**PROBLEM DESCRIPTION**
The answer must be one number: how many lines in the records below contain the string "Deleting".

◇ ◇ ◇

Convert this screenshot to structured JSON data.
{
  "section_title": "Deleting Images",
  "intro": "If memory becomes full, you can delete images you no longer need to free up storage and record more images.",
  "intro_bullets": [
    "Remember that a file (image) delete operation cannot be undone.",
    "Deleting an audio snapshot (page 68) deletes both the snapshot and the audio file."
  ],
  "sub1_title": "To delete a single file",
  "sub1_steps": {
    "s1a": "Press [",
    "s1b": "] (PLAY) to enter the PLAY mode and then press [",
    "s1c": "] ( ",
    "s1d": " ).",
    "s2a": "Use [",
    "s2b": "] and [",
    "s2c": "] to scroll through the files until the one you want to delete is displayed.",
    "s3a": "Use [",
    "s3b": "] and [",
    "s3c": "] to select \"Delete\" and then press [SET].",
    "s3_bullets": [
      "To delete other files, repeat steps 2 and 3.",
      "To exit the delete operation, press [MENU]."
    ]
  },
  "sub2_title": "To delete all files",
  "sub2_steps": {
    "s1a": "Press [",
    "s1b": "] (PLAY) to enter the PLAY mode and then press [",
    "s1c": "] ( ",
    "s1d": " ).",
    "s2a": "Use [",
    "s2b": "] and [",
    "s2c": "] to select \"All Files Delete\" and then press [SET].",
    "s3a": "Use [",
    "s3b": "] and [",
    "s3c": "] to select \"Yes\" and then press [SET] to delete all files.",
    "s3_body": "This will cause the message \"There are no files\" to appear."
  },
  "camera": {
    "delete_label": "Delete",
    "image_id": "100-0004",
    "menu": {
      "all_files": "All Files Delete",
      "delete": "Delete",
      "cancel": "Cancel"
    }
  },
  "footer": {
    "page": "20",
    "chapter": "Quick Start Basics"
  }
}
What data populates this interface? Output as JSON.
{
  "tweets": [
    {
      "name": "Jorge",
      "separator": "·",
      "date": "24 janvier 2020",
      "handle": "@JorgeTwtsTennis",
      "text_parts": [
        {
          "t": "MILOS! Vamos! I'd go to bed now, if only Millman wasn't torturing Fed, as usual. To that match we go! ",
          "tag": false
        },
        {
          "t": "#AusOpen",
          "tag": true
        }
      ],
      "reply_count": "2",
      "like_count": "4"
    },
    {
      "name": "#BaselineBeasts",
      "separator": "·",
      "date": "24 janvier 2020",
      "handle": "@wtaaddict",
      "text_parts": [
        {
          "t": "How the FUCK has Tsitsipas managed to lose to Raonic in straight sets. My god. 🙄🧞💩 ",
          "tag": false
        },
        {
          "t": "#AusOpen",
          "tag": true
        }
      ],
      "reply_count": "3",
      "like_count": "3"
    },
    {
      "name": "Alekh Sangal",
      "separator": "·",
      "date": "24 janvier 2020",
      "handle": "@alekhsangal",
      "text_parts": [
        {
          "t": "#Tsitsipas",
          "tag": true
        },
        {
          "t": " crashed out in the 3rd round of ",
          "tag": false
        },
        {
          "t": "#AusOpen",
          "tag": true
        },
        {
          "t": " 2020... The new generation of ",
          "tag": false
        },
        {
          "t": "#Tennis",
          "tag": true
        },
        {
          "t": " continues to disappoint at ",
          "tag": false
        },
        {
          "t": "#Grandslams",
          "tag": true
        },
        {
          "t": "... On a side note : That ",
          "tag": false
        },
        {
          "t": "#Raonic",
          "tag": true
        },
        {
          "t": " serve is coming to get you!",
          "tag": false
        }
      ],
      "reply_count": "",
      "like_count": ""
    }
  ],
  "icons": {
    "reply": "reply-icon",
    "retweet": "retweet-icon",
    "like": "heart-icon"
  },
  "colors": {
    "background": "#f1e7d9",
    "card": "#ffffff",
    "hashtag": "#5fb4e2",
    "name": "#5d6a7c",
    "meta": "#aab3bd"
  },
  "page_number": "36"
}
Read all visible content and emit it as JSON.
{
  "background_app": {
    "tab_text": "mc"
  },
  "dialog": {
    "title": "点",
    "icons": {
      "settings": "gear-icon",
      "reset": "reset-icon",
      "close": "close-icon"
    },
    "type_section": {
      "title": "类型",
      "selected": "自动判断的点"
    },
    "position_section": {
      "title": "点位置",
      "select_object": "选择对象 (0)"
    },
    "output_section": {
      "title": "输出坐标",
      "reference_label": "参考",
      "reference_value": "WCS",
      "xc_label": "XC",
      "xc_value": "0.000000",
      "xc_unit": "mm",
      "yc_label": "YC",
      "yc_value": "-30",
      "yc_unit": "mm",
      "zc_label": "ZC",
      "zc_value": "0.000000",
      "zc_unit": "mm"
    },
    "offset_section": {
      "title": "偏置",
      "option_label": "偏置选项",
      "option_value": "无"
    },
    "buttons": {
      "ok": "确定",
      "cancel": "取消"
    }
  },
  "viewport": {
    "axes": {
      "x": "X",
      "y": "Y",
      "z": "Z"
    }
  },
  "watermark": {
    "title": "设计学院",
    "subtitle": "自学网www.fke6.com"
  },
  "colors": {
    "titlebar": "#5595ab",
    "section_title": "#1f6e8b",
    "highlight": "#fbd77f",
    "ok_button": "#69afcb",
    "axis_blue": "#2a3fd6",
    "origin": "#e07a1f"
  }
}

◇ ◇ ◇

**ANSWER SECTION**
2